Saved data entries.

★ ★ ★ ★ ★ ★ ★

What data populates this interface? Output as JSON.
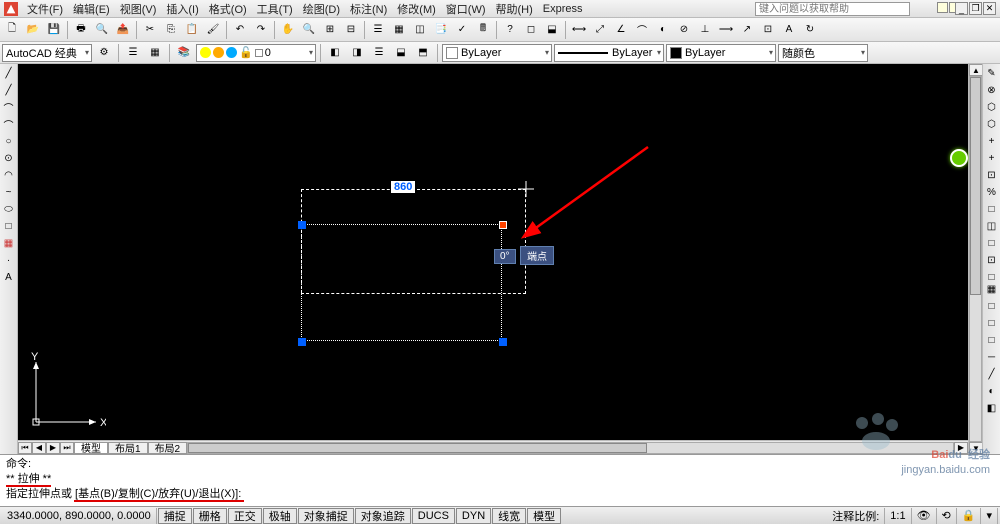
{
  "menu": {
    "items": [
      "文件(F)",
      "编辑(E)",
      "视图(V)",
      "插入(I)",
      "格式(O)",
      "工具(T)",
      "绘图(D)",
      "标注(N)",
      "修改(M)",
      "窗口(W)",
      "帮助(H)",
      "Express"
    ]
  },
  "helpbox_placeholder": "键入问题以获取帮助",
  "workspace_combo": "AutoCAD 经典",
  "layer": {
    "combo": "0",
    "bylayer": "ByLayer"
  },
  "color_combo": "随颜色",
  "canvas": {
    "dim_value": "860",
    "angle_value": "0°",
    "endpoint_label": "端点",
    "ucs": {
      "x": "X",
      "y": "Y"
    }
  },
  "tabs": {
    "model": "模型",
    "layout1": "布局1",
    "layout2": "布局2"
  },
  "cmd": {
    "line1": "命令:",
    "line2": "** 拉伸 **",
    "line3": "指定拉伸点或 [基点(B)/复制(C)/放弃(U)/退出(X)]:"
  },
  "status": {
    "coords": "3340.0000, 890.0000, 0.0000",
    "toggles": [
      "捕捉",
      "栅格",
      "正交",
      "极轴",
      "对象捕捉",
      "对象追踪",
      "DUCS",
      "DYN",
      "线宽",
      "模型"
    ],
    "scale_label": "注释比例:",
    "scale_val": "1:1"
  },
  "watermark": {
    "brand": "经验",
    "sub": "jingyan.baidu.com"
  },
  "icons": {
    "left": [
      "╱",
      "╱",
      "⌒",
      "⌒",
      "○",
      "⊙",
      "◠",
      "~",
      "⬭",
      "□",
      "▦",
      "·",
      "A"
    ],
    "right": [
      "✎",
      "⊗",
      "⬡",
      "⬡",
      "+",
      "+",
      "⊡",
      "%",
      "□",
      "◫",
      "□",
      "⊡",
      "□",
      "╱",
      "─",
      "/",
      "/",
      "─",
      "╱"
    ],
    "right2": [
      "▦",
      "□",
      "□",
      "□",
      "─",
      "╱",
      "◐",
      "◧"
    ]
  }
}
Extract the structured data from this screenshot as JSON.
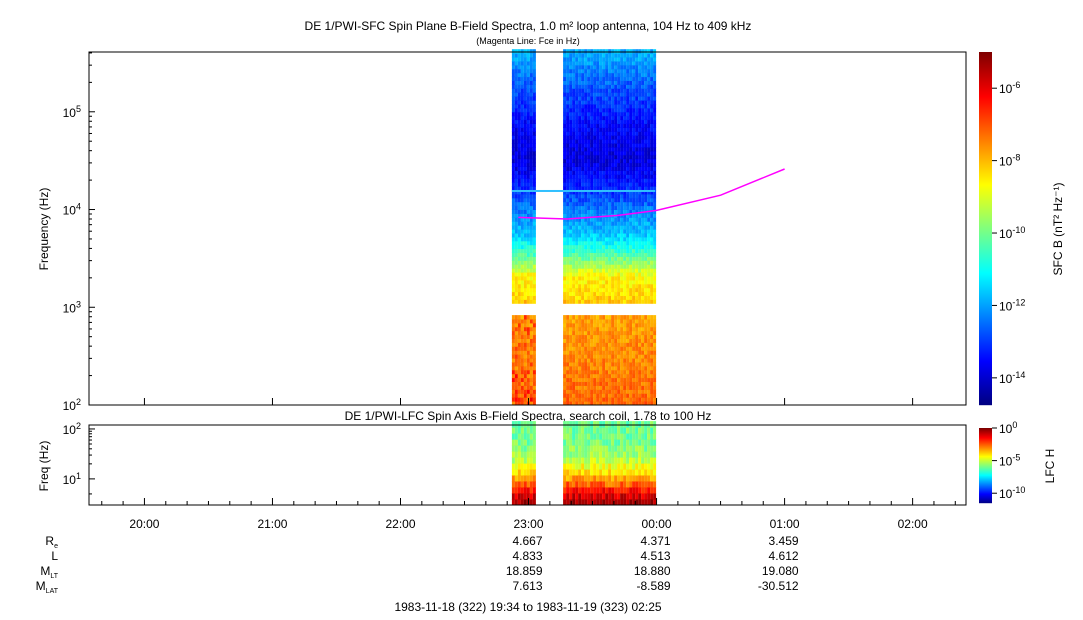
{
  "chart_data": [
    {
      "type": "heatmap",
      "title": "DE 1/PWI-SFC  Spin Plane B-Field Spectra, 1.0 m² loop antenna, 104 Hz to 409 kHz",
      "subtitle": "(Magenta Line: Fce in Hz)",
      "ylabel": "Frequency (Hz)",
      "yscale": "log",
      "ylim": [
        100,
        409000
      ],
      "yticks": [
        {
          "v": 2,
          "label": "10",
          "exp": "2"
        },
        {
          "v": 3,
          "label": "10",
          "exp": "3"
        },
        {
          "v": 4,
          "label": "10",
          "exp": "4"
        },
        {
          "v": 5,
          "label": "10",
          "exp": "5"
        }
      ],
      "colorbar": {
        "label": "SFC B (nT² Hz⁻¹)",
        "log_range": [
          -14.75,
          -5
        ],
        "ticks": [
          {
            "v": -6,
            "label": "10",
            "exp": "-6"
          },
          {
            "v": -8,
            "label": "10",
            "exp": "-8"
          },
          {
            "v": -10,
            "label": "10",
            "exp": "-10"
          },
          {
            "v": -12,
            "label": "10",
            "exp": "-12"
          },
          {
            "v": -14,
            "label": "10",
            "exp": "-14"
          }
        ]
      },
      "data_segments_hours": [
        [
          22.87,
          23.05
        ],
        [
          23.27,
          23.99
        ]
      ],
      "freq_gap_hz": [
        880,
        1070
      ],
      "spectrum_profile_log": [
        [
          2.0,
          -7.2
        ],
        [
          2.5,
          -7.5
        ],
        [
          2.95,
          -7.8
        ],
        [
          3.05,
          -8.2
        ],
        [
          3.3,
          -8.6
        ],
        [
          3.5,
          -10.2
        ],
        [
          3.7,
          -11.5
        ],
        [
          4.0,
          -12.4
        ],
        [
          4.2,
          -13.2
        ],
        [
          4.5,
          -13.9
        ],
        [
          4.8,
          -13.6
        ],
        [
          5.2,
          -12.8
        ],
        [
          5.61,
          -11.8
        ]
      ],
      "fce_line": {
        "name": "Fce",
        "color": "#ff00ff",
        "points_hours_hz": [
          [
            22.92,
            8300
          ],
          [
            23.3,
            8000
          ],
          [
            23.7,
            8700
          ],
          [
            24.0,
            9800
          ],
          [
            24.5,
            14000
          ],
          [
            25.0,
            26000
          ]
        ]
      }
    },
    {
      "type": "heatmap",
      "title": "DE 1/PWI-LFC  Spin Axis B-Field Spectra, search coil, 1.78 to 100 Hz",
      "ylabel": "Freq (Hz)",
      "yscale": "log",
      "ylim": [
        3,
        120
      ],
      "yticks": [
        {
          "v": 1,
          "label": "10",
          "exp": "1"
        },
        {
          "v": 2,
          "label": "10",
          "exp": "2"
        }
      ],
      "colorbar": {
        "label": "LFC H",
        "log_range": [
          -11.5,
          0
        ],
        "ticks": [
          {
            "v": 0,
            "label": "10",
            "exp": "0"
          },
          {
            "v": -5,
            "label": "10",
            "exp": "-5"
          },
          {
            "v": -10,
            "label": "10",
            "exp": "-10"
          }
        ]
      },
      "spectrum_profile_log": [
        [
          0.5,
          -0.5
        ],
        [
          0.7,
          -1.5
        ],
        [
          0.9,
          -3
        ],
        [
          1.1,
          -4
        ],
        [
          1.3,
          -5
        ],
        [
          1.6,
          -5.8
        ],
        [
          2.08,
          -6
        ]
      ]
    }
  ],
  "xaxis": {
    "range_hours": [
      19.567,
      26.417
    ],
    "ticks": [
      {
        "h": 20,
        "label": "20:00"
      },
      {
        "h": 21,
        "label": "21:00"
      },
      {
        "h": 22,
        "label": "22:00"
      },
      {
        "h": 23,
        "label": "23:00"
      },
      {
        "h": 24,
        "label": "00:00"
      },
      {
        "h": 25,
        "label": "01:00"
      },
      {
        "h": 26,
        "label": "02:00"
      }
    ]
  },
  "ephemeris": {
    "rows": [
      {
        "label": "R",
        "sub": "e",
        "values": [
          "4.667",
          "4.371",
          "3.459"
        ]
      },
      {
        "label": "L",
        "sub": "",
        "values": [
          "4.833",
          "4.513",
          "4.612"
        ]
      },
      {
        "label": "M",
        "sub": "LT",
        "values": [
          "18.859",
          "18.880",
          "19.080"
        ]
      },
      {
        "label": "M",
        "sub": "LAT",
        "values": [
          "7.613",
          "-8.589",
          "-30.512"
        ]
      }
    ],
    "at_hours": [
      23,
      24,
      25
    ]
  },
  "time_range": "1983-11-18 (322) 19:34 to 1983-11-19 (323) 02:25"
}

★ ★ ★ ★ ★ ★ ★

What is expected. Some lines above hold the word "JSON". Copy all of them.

Finished exercise.
What data populates this interface? Output as JSON.
Extract the structured data from this screenshot as JSON.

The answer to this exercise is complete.